• _TASK_:
Match the word "Intune". Return each line of the data below where it appears.

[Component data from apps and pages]
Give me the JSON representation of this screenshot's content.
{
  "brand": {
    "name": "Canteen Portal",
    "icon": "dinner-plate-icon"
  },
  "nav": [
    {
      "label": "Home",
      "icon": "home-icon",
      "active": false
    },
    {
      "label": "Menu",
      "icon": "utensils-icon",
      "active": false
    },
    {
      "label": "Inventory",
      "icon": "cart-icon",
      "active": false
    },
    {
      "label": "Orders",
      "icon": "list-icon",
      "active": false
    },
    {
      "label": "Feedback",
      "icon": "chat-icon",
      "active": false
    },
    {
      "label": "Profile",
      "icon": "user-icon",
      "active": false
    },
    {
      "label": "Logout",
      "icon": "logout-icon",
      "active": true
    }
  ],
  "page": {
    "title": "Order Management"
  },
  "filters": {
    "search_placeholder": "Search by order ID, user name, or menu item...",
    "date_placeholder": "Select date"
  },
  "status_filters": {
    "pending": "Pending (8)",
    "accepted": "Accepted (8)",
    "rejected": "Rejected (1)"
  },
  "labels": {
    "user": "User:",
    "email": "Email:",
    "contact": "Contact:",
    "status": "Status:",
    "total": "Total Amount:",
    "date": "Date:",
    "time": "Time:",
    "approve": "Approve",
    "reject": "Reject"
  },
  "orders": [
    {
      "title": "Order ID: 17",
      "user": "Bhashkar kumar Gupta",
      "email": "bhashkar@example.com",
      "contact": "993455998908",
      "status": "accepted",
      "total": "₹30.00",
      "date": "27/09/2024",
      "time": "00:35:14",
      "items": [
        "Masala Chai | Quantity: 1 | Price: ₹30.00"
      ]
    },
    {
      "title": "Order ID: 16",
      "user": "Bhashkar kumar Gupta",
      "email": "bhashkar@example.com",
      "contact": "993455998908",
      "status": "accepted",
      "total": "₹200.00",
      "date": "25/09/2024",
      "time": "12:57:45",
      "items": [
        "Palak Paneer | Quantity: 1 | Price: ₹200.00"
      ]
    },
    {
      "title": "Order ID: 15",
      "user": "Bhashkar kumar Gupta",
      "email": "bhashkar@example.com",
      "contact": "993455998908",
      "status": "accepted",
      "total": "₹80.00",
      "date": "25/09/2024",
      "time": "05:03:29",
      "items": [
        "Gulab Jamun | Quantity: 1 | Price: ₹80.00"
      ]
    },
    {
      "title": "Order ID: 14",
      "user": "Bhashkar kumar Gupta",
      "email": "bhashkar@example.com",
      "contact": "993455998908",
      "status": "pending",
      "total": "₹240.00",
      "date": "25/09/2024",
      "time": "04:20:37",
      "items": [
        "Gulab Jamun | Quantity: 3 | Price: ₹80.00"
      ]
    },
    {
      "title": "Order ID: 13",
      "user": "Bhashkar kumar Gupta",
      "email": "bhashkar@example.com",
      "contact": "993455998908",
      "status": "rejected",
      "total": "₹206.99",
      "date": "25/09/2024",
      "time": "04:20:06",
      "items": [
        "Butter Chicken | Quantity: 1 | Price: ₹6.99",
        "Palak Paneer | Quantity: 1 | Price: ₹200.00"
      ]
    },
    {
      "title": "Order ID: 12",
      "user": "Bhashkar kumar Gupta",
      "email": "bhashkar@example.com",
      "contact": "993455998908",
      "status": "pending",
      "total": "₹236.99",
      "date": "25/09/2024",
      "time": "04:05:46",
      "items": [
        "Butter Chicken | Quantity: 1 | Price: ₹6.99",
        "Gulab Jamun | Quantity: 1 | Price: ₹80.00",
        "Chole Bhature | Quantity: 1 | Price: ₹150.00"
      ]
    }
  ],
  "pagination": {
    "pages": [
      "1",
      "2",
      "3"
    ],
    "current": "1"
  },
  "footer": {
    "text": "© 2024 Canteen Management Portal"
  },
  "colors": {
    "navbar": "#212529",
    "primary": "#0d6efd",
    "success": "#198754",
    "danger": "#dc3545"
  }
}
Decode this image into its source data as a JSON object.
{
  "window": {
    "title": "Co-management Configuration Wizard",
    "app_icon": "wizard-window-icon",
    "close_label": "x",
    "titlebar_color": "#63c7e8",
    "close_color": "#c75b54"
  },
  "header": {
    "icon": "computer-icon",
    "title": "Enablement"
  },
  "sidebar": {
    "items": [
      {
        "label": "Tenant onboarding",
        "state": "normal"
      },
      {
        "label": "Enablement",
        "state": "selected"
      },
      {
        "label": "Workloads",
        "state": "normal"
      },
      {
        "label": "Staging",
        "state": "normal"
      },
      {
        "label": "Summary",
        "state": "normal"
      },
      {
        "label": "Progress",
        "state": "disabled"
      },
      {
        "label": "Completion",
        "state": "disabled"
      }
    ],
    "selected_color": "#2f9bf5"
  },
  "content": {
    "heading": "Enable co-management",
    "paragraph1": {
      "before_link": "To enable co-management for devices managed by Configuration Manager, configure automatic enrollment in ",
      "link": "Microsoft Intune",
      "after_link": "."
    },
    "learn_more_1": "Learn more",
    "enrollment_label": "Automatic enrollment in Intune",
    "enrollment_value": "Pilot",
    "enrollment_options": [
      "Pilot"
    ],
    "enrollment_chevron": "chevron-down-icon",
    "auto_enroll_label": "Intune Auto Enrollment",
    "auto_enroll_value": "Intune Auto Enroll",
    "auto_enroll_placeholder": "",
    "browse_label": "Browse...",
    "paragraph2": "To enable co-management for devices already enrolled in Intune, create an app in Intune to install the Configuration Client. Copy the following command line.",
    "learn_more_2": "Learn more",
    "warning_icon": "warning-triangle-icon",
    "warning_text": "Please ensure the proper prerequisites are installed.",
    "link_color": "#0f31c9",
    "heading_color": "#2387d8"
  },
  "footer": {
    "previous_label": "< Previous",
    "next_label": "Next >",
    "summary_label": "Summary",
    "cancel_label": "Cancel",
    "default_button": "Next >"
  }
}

• _SOLUTION BELOW_:
      "link": "Microsoft Intune",
    "enrollment_label": "Automatic enrollment in Intune",
    "auto_enroll_label": "Intune Auto Enrollment",
    "auto_enroll_value": "Intune Auto Enroll",
    "paragraph2": "To enable co-management for devices already enrolled in Intune, create an app in Intune to install the Configuration Client. Copy the following command line.",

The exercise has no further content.